**Goal of the exercise:** From the data that follows, report how many lines hold the string "computer", giving only the number.

**Records:**
▽

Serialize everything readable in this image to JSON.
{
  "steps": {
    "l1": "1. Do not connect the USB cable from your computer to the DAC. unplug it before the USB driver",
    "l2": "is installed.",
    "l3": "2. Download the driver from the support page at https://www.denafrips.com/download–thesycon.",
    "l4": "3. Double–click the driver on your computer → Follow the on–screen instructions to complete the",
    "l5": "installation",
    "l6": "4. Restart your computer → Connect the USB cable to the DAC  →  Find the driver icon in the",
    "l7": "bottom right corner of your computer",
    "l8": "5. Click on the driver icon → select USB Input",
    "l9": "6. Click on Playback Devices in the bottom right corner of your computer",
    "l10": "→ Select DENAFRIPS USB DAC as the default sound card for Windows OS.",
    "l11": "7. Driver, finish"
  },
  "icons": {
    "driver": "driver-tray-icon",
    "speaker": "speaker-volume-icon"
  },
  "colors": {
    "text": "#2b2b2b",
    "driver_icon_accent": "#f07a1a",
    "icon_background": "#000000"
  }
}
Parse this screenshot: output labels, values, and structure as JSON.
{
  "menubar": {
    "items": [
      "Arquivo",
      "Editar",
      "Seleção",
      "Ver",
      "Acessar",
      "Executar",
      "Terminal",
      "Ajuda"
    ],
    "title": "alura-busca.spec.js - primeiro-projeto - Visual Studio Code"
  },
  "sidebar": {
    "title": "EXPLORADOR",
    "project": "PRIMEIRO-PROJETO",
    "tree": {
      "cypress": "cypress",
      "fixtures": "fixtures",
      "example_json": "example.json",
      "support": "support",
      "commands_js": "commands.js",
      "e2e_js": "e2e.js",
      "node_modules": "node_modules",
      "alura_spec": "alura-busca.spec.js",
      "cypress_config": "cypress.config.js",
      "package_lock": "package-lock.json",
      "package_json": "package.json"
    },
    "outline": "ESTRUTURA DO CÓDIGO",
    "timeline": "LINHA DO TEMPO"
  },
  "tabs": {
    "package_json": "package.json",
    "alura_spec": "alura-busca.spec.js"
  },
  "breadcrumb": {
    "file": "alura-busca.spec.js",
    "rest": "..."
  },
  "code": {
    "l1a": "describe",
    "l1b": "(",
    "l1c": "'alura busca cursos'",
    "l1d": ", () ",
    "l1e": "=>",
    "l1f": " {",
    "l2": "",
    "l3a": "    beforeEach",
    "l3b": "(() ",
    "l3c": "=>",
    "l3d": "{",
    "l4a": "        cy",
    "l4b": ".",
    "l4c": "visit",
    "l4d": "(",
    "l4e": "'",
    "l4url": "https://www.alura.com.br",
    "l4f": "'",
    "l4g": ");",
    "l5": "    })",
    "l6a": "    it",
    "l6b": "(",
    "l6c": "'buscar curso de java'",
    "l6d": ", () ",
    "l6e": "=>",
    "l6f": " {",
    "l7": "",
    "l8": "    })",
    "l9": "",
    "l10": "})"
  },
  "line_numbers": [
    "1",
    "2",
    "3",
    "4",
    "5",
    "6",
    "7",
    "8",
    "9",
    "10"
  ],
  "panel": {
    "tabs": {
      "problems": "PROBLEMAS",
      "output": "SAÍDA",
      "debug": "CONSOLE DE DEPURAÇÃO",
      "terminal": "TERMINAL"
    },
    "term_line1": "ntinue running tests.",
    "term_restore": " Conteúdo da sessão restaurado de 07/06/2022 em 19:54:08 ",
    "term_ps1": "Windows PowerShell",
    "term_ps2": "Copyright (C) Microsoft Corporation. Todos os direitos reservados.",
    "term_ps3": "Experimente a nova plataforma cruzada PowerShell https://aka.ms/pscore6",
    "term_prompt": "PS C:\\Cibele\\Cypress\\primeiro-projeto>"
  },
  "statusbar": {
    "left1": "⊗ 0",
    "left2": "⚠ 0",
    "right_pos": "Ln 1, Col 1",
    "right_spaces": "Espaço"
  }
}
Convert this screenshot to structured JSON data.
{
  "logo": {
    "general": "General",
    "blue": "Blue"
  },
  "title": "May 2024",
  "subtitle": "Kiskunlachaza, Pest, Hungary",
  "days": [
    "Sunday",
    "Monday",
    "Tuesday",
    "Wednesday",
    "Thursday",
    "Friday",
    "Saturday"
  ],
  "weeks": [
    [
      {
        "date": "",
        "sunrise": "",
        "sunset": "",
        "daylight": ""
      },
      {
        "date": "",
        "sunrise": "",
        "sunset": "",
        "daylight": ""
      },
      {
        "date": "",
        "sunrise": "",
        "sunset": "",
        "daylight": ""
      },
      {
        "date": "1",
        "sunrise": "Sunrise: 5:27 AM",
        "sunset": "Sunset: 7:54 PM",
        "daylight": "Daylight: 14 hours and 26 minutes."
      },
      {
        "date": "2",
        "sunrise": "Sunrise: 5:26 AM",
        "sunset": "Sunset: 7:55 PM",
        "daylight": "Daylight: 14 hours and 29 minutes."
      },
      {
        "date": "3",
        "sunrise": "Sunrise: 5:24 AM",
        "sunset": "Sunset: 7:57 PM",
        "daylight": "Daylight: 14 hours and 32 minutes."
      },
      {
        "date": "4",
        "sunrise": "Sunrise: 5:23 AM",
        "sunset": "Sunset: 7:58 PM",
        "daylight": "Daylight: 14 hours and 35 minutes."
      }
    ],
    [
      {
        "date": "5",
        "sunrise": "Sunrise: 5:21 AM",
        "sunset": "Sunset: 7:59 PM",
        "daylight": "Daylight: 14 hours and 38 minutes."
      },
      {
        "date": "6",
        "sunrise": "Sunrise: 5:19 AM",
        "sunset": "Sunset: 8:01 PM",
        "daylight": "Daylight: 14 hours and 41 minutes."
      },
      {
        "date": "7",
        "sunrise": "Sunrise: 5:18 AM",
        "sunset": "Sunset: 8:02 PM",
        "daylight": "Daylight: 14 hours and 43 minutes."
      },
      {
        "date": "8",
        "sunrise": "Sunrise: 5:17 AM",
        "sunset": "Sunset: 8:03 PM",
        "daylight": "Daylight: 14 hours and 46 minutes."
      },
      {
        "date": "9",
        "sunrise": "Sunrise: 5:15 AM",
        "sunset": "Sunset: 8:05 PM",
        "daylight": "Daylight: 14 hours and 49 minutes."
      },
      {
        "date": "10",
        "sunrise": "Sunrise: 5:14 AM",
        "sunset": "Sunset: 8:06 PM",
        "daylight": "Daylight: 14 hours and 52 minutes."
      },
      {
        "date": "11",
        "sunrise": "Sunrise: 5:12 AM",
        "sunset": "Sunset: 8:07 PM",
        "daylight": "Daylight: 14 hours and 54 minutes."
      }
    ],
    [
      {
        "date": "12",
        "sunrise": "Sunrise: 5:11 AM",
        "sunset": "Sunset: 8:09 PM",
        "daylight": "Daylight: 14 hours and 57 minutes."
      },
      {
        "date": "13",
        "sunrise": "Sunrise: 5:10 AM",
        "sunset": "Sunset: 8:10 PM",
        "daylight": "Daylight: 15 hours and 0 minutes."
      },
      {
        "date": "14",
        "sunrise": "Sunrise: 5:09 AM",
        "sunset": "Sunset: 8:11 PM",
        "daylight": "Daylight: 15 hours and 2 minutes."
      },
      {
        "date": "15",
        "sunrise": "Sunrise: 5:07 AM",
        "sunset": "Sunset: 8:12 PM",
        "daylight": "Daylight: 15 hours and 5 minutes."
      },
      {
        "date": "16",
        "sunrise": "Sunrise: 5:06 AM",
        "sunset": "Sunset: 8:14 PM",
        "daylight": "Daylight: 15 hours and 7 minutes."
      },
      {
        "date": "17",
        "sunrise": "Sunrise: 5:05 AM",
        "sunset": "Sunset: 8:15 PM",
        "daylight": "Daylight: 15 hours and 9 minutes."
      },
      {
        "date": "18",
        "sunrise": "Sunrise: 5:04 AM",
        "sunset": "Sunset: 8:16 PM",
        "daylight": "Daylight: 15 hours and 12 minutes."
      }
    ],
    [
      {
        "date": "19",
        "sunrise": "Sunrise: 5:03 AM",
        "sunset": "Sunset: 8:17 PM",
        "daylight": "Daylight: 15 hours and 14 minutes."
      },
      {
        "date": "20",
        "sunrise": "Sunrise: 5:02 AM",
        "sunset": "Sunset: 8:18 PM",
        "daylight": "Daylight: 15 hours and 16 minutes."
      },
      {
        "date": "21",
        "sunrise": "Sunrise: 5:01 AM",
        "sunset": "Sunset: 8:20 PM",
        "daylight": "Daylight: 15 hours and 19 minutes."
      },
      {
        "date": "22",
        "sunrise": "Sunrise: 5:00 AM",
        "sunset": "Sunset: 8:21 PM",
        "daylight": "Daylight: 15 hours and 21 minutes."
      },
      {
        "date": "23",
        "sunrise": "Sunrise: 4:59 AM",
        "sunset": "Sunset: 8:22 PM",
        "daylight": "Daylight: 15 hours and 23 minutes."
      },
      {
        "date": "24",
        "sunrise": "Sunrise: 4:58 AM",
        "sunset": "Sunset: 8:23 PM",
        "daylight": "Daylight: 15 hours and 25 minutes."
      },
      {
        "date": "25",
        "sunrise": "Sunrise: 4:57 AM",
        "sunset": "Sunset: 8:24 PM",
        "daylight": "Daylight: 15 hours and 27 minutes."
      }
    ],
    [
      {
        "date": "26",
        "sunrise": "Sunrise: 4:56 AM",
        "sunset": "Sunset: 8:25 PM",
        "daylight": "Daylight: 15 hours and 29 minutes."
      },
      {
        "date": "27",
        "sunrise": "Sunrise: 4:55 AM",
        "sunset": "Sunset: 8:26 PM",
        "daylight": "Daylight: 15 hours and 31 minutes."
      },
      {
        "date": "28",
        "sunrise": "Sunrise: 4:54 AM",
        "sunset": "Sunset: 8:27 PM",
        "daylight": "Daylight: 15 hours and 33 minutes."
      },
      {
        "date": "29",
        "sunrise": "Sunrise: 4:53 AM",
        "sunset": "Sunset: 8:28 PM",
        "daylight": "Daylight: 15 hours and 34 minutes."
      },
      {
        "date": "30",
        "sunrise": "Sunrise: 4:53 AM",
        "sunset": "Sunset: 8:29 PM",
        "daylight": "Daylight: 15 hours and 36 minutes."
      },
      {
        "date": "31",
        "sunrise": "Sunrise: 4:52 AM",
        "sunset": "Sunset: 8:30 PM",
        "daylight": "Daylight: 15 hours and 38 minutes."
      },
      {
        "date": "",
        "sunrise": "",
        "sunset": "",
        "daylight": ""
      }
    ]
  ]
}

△

**Reply:** 5